### [WHAT IS EXPECTED]
Repeat the whole listing word for word, skipping pictures.

### [SUPPLIED MATERIAL]
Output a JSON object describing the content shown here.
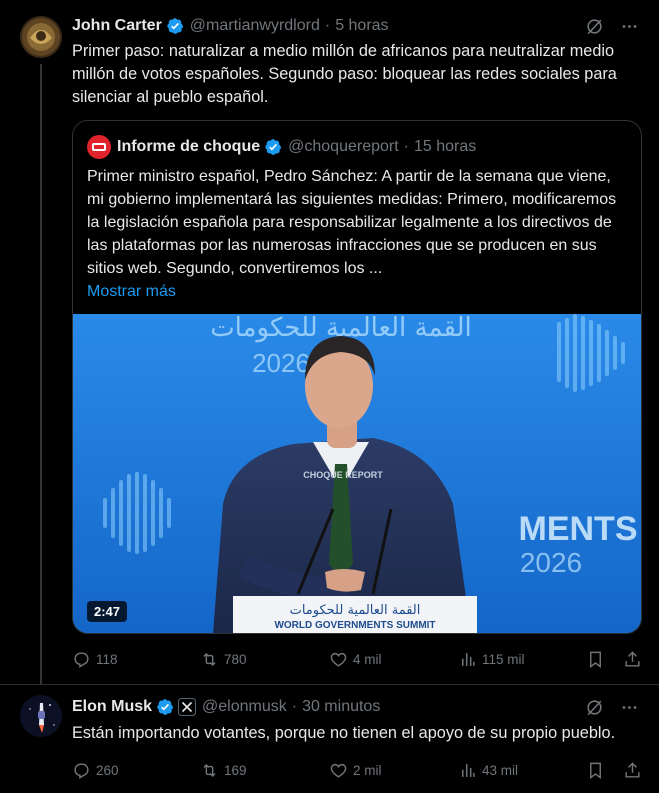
{
  "post1": {
    "author_name": "John Carter",
    "handle": "@martianwyrdlord",
    "separator": "·",
    "time": "5 horas",
    "text": "Primer paso: naturalizar a medio millón de africanos para neutralizar medio millón de votos españoles. Segundo paso: bloquear las redes sociales para silenciar al pueblo español.",
    "quote": {
      "author_name": "Informe de choque",
      "handle": "@choquereport",
      "separator": "·",
      "time": "15 horas",
      "text": "Primer ministro español, Pedro Sánchez: A partir de la semana que viene, mi gobierno implementará las siguientes medidas: Primero, modificaremos la legislación española para responsabilizar legalmente a los directivos de las plataformas por las numerosas infracciones que se producen en sus sitios web. Segundo, convertiremos los ...",
      "show_more": "Mostrar más",
      "media": {
        "duration": "2:47",
        "backdrop_arabic": "القمة العالمية للحكومات",
        "backdrop_year": "2026",
        "backdrop_ments": "MENTS",
        "backdrop_year2": "2026",
        "podium_arabic": "القمة العالمية للحكومات",
        "podium_english": "WORLD GOVERNMENTS SUMMIT",
        "watermark": "CHOQUE REPORT"
      }
    },
    "actions": {
      "replies": "118",
      "reposts": "780",
      "likes": "4 mil",
      "views": "115 mil"
    }
  },
  "post2": {
    "author_name": "Elon Musk",
    "handle": "@elonmusk",
    "separator": "·",
    "time": "30 minutos",
    "text": "Están importando votantes, porque no tienen el apoyo de su propio pueblo.",
    "actions": {
      "replies": "260",
      "reposts": "169",
      "likes": "2 mil",
      "views": "43 mil"
    }
  },
  "colors": {
    "background": "#000000",
    "text": "#e7e9ea",
    "muted": "#71767b",
    "accent": "#1d9bf0",
    "border": "#2f3336"
  },
  "icons": [
    "verified-badge-icon",
    "grok-icon",
    "more-icon",
    "reply-icon",
    "repost-icon",
    "like-icon",
    "views-icon",
    "bookmark-icon",
    "share-icon",
    "x-affiliate-icon"
  ]
}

### [TASK OUTPUT]
Output a JSON object describing the content shown here.
{
  "post1": {
    "author_name": "John Carter",
    "handle": "@martianwyrdlord",
    "separator": "·",
    "time": "5 horas",
    "text": "Primer paso: naturalizar a medio millón de africanos para neutralizar medio millón de votos españoles. Segundo paso: bloquear las redes sociales para silenciar al pueblo español.",
    "quote": {
      "author_name": "Informe de choque",
      "handle": "@choquereport",
      "separator": "·",
      "time": "15 horas",
      "text": "Primer ministro español, Pedro Sánchez: A partir de la semana que viene, mi gobierno implementará las siguientes medidas: Primero, modificaremos la legislación española para responsabilizar legalmente a los directivos de las plataformas por las numerosas infracciones que se producen en sus sitios web. Segundo, convertiremos los ...",
      "show_more": "Mostrar más",
      "media": {
        "duration": "2:47",
        "backdrop_arabic": "القمة العالمية للحكومات",
        "backdrop_year": "2026",
        "backdrop_ments": "MENTS",
        "backdrop_year2": "2026",
        "podium_arabic": "القمة العالمية للحكومات",
        "podium_english": "WORLD GOVERNMENTS SUMMIT",
        "watermark": "CHOQUE REPORT"
      }
    },
    "actions": {
      "replies": "118",
      "reposts": "780",
      "likes": "4 mil",
      "views": "115 mil"
    }
  },
  "post2": {
    "author_name": "Elon Musk",
    "handle": "@elonmusk",
    "separator": "·",
    "time": "30 minutos",
    "text": "Están importando votantes, porque no tienen el apoyo de su propio pueblo.",
    "actions": {
      "replies": "260",
      "reposts": "169",
      "likes": "2 mil",
      "views": "43 mil"
    }
  },
  "colors": {
    "background": "#000000",
    "text": "#e7e9ea",
    "muted": "#71767b",
    "accent": "#1d9bf0",
    "border": "#2f3336"
  },
  "icons": [
    "verified-badge-icon",
    "grok-icon",
    "more-icon",
    "reply-icon",
    "repost-icon",
    "like-icon",
    "views-icon",
    "bookmark-icon",
    "share-icon",
    "x-affiliate-icon"
  ]
}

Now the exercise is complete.